All kidding aside, to those who attend, the performance is self-servingly sanctimonious.
Me...I think I'll pass.
Poor you: I feel sorry for this reporter and the comment writer. I saw the TSO east show in Detroit on the same night and to compare it to a church show is not fair in the least. The performers are all talented, with the singers able to front any band, musical or even opera in the case of some. The music is tightly performed. The lights, laser and pyro effects are indeed over-the-top...like they should be. Just look around this time of year. Christmas lights are everywhere! Don't we associate that with Christmas? For nearly three hours, TSO gives those in attendance an escape — from the economy, stress, terrorism and all the crap that clutters our minds. I, for one, appreciated their effort to entertain.
Oh my gosh!

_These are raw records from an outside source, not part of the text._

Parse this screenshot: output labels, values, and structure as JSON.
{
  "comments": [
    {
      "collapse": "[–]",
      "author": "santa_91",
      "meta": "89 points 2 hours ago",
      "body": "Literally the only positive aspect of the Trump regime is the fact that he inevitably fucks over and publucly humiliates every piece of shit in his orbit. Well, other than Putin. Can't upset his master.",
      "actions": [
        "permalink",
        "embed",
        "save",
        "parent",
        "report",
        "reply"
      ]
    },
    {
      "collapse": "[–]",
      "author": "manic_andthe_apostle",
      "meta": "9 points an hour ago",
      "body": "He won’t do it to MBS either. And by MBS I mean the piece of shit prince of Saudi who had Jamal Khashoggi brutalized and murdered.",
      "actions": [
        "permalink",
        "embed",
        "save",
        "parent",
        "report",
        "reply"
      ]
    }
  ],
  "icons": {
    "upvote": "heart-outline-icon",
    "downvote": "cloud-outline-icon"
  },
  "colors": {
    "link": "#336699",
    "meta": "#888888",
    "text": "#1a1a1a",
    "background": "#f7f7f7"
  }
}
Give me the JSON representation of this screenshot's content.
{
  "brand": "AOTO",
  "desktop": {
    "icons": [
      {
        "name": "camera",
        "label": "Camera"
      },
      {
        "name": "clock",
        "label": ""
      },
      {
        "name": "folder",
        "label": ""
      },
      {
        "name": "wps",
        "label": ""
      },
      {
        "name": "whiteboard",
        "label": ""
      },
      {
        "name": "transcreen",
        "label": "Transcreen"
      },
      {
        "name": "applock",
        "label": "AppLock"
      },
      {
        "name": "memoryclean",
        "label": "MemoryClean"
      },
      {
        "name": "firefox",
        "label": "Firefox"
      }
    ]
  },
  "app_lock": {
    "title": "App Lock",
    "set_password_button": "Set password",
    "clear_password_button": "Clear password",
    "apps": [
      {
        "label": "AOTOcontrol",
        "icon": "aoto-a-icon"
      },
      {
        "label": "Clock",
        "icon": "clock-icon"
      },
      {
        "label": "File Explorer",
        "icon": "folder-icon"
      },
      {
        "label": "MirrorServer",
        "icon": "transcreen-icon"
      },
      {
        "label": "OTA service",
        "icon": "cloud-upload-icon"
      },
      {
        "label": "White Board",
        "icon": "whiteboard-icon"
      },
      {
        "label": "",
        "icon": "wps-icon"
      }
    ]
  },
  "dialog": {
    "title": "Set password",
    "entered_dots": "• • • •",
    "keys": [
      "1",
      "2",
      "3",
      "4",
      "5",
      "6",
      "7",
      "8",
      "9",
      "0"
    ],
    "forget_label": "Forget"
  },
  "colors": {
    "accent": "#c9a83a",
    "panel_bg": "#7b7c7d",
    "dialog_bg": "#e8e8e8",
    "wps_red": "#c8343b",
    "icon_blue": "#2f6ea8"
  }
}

You nailed it, absolutely nailed it. The dancers made my ten-year-old niece who has no coordination a hopeful for the Houston Texans cheerleader squad. It was really a mockery. I thought I was in a bad '80s nightmare musical. And I like the '80s!
The only thing that made this concert bearable was the wonderful dinner at Kim Son before the show — that, and the fact that my boyfriend is an absolute goofball and made me laugh throughout the show. It was three hours too long.
Sad thing is, the message of being Christmaslike through the whole year was really touching. My boyfriend and I had fun trying to figure out who each singer was trying to be like. There was a mix of Rod Stewart, Bob Dylan, Bruce Springsteen and Kermit the Frog.
All I can say is, how do I get a refund? I wanted to leave about halfway through but kept thinking, "This has got to get better." Alas, no, no, it really didn't.
A different world: Is this a review of a TSO show, or a gripe-fest about the lack of Savatage productivity over the last x years? A show review is supposed to review the show right, with some background mixed in, but to constantly harp on the past is, well, what you are accusing TSO of doing: living in the past.
I like the Fox News journalistic balance you've got, with quotes from both sides of concertgoers, one saying the lights are to make up for lack of talent and the other saying they enjoyed the show. Oh wait, you didn't present that side, my bad.
The riffs from Mountain King are gone because, well, it's a different band. Savatage wasn't playing the other night — it was this other band that was formed from Savatage that has a different sound and isn't meant to be the same thing. Remember the Cosby Show spinoff A Different World? Yeah, that wasn't supposed to be the same as The Cosby Show, you know.
Online readers comment on "Late Night Scene: Sinh Sinh," by Jason Kerr, Eating...Our Words blog, December 25:
Hope for hyperbole: Reading between the lines of your piece, you were alone at Sinh Sinh. And you write that you'd had "a long day of hitting bars" and "I was so drunk." I'm hoping your rhetoric is hyperbolic and not literal. I hope you weren't really driving the streets of Houston drunk. That would be wholly inexcusable.
And I wonder how the waiter enjoyed your description of him?
These passages, coupled with the "only white person in the place" nonsense, make me think you're trying to be hip and smart rather than informative and interesting.
Where's an editor when you need one?
Tough guy: Yeah, such a bad-boy persona, part chef, part writer, always tough and mostly schnockered (no doubt smoking Pall Malls, outside, the collar of his wool shipman's coat upturned to ward off the chill). Each time he graces us with a dispatch, both Bourdain and Amis cheer Jason Kerr.
Wow: This is atrocious.
Whine-o: "Prude," would you like some cheese with your "whine"? You're asking for an editor, but all I see is mindless quibble.